▸ What is required:
All of the records should be given back exactly and in full.

Start of Block

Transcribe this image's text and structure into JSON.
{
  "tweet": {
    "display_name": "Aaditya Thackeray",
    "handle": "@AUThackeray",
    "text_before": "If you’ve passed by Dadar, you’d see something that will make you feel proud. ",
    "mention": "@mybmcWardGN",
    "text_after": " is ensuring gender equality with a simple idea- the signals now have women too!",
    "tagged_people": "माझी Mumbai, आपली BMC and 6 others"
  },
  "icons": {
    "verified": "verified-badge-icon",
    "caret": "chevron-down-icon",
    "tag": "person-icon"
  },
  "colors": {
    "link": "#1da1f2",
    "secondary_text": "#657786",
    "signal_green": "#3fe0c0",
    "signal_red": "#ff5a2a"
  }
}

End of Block

▸ Solution to this task:
Transcribe this image's text and structure into JSON.
{
  "tweet": {
    "display_name": "Aaditya Thackeray",
    "handle": "@AUThackeray",
    "text_before": "If you’ve passed by Dadar, you’d see something that will make you feel proud. ",
    "mention": "@mybmcWardGN",
    "text_after": " is ensuring gender equality with a simple idea- the signals now have women too!",
    "tagged_people": "माझी Mumbai, आपली BMC and 6 others"
  },
  "icons": {
    "verified": "verified-badge-icon",
    "caret": "chevron-down-icon",
    "tag": "person-icon"
  },
  "colors": {
    "link": "#1da1f2",
    "secondary_text": "#657786",
    "signal_green": "#3fe0c0",
    "signal_red": "#ff5a2a"
  }
}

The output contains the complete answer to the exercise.